Last summer, I penciled in my journal, “Build trust in society.” We know healthy relationships require authentic and reciprocated trust. We know healthy communities are the sum of healthy relationships. With this in mind, when the fabric of our society feels like it is tearing apart, what would it look like to build trust in society? What would it look like to increase, instead of decrease, the trust we have in one another and in our leaders?
Many of us came out of 2020 feeling fragile and worn thin. For many of us, the year held both much beauty and also great loss. We witnessed death brought by covid, and we experienced a hundred smaller losses in our reality of normal. For many of us, we took a look at the fabric of our systems and found it to be frayed and hurtful to people of color. For many of us, politics left us divided, estranged, betrayed, and confused. We felt lost.
Our trust in institutions and people broke in big and small ways, and it has left us tender and raw. How do we move forward now? How do we heal?
Here are four ideas offered gently. Consider taking what feels helpful and leaving behind what does not:
1. We remember that Jesus does not betray our trust. The psalmist encourages us to “trust in the Lord with all [our hearts].” This admonition would be naive at best and cruel at worst if the psalmist did not believe in God’s complete goodness. We have felt betrayed by people and systems because they are fallible – and God is not. We image God; God does not image us. He does not reflect anything not good. He does not participate in evil. Where the world can feel unsafe and leave us guarded, Jesus offers rest. He is safe, kind, gentle, and good.
2. We learn ourselves and our stories. The stories that have shaped our lives surely impact our framework for interpreting this year (and all years). One way we can seek to see rightly is to put in the work to better understand our own stories, hearts, minds, and bodies. When an experience makes us hot and sweaty, what is really happening? When we feel desperately unsafe, what is the cause? The Place We Find Ourselves podcast has been an incredibly valuable resource to me in sorting through these questions. I have also found that having someone walk alongside me as I explore the painful parts of my story to be immeasurably helpful.

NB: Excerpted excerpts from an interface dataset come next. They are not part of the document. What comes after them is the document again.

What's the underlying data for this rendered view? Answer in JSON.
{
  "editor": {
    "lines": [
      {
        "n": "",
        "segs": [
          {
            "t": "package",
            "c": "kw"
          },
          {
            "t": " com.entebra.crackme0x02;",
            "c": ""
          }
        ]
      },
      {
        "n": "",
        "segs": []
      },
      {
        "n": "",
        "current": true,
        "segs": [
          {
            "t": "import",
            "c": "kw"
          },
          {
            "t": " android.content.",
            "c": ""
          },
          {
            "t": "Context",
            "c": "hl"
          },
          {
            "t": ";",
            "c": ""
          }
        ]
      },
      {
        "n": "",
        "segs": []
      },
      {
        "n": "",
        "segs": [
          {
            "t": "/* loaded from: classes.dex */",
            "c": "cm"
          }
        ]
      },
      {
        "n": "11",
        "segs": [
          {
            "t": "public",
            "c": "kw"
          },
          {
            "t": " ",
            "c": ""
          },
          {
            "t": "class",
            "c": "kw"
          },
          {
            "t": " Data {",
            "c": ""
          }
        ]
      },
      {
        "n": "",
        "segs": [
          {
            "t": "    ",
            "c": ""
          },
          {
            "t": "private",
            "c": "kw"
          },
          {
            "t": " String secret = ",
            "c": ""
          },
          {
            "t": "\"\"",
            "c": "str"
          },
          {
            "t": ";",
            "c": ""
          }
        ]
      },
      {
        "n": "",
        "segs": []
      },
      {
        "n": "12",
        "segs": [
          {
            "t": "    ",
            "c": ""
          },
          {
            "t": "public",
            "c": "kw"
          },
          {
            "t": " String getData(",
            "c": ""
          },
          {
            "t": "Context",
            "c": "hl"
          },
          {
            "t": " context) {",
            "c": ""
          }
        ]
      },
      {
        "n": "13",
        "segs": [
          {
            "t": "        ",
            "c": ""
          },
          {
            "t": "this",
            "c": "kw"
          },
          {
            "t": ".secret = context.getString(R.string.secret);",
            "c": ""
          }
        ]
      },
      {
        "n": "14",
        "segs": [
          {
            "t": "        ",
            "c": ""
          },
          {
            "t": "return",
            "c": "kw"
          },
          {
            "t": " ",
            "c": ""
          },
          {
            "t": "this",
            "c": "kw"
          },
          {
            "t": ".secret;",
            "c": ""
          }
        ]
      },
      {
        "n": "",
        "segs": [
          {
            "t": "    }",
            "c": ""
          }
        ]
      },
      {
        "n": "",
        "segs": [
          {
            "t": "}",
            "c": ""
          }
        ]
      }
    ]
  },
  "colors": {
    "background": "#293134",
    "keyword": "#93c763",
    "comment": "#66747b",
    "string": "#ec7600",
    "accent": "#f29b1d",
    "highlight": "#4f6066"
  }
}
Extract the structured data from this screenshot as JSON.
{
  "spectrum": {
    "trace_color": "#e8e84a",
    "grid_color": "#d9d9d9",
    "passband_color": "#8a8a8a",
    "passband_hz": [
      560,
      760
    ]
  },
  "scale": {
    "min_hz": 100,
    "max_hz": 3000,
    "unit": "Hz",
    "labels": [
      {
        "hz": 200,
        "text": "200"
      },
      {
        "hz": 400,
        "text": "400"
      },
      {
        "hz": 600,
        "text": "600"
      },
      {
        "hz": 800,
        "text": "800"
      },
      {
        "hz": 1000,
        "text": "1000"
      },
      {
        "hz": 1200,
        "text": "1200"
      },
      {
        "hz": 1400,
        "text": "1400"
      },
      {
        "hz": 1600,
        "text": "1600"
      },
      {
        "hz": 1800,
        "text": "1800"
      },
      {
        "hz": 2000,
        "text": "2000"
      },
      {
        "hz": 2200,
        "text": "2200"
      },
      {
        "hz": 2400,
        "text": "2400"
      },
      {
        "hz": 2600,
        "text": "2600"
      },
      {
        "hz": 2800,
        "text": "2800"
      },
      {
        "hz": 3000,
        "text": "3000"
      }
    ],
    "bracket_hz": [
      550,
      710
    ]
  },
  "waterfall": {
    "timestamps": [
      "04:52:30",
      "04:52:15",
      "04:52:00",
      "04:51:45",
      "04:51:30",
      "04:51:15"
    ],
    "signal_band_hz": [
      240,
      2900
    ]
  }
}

3. We seek to live trustworthy lives. The mirror speaks the truth, and by holding it up to ourselves, we can examine the places we can grow to be more worthy of trust. Consider reading the “love” chapter of the Bible and inserting your name. This week I am asking myself: could I authentically declare, “Sarah is patient. Sarah is kind…”? If not, I have found an opportunity to invite Jesus into that space of my heart to grow me more toward love. By exhibiting the virtues listed in Scripture, we can reflect God to others and become safe places for people – we can create microcosms of safety within our spheres of influence, even if the larger narrative feels uncertain and fracturing.
4. We look to create a society where trust can exist. Justice, trust, and truth are all tied up together. They are overlapping, intertwining threads in the tapestry of our world. Because injustice fractures the very foundation on which trust sits, we must continue the work of rooting out injustice in order for trust to grow. In Isaiah 30:18, the prophet reminds us, “The Lord is a God of justice.” The issue in the world that you care about? It matters deeply, and your dream to bring justice and hope is no small thing. Big or small, may your dream become more than just a dream.
Sarah Bessey recently wrote, “I don’t know if I’ll ever get over the invitation of Jesus to simply fall in step with him and do the work alongside of him, to co-create shalom and justice and goodness in this world as part of our discipleship with him. It’s not just for the important and influential and famous; the invitation is for all of us to do the small things that tip the scales of faith and justice.” Justice and trust-building are for all of us.
Last month, I attended a webinar hosted by a Native American student who reminded the audience, “In my culture, when we see nature, we remember that everything is connected.” Her words reminded me of the “butterfly effect,” the concept that even the flap of a butterfly’s wings in Japan can impact the weather in the United States.
When I reflect on this past year, I think of friends who have reached out to me on overwhelming days with encouragement and compassion: they have built trust. I think of how my church staff has hosted evenings for repentance and lament and refused to be silent about injustice: they have built trust. I think of my leaders at work who have prioritized transparent communication in volatile situations: they have built trust. I think of my friends who voted opposite of one another and yet have been willing to sit together for the purpose of listening: they have built trust. I think of nonprofit professionals who have galvanized resources to care for the vulnerable this year: they have built trust.
My prayer is that our actions to build trust – small though they may be – will have the same impact as the flap of a butterfly’s wings on our planet. My hope is that the kindness, love, and justice we work towards will multiply, strengthening the fabric of our systems, healing the broken pieces of our hearts, and bringing us closer to glimpses of God’s shalom on earth.
For an additional helpful resource about trust, consider listening to Andy Crouch’s podcast, “On Trust in a Time of Change,” recorded at the beginning of the pandemic.